A word to the Amazon editor who cites various questions as 'unanswered'... try picking up the book again and thinking for yourself a bit, eh? Do you REALLY think that people drive on the right *solely* because they fear tickets? Or might self-interest (and the interests of one's fenders) play a small role in that decision? Do you REALLY think governments are needed to force us to patronize libraries and parks? Or do you think that maybe, just maybe, people might be willing to voluntarily pay admissions or membership fees? The highway question is more complicated, naturally, but if one is intrigued by the libertarian philosophy there are further steps to take in answering the *very* hard questions (and Boaz recommends a few books for the skeptic).
Boaz really hits the nail on the head with his discussions on freedom of choice vs. government intervention. His discussions are brief, but to the point. He speaks in a persuasive way without being too negative or forceful in his arguments. I am a member of the Libertarian Party, so I already hold many of the same positions as the author. But I still found the book to be an enjoyable read and a good starting point for beginners who are looking for answers to satisfy their curious political minds.
After you finish reading this, loan it to a friend. And let the Libertarian revolution begin!
Most Recent Customer Reviews
A thoroughly recommended and well-written first introduction to the principles of libertarianism.Published 9 months ago by Amazonreviewer151
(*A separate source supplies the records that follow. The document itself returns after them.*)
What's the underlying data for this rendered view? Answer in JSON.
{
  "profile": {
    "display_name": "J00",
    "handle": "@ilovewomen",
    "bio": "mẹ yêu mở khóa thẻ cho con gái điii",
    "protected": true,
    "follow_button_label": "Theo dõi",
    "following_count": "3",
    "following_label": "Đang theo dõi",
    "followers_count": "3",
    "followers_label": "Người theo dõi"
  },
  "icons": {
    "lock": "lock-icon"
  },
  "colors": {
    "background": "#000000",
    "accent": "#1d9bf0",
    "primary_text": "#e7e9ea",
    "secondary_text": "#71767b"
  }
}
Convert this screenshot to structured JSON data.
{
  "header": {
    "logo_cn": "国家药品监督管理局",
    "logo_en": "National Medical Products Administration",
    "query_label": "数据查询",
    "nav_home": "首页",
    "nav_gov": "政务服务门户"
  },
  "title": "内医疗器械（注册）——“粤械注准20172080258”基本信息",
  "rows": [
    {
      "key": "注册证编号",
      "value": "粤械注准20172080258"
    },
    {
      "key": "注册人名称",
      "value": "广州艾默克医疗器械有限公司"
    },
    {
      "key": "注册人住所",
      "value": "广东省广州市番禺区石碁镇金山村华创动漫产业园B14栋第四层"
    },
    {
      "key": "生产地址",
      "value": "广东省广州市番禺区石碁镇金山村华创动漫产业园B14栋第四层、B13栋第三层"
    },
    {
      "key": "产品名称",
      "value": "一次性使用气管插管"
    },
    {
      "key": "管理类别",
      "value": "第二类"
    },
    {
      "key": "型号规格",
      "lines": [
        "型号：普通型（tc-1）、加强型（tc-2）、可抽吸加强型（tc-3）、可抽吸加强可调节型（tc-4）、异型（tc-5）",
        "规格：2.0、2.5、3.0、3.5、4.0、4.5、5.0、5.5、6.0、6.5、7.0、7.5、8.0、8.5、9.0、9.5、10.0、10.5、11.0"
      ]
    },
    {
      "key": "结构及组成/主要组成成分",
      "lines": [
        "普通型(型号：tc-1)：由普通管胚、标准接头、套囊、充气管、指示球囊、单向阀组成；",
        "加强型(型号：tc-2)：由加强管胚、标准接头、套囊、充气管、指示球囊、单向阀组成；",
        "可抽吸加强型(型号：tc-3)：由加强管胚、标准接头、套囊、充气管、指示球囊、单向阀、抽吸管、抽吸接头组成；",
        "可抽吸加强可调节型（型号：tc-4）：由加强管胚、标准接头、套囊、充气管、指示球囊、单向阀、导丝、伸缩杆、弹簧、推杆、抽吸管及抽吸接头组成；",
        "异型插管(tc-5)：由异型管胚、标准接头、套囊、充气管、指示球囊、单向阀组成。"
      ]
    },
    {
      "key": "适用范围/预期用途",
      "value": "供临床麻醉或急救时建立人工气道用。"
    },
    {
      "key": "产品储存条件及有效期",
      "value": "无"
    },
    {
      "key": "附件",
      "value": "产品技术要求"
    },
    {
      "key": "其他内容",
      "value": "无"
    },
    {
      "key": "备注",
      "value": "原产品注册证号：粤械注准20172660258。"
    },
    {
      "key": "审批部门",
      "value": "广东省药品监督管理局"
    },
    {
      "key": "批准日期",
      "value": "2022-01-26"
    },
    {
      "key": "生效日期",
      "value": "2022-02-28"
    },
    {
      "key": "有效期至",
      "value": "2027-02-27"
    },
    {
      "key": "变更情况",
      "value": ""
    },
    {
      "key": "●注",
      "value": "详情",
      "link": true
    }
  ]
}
_Libertarianism: A Primer_ is a remarkable piece of work: it is the longest "short order propaganda" pamphlet I've ever read. Read morePublished on 26 Feb. 1999
This book is a great introduction to Libertarianism for those who are new to the ideology or for those who are just curious. Read morePublished on 20 Nov. 1998
For those who feel as if their lives are increasingly being directed from above, this book is a vindication of such feelings, and an explanation of why it is true. Read morePublished on 23 Oct. 1997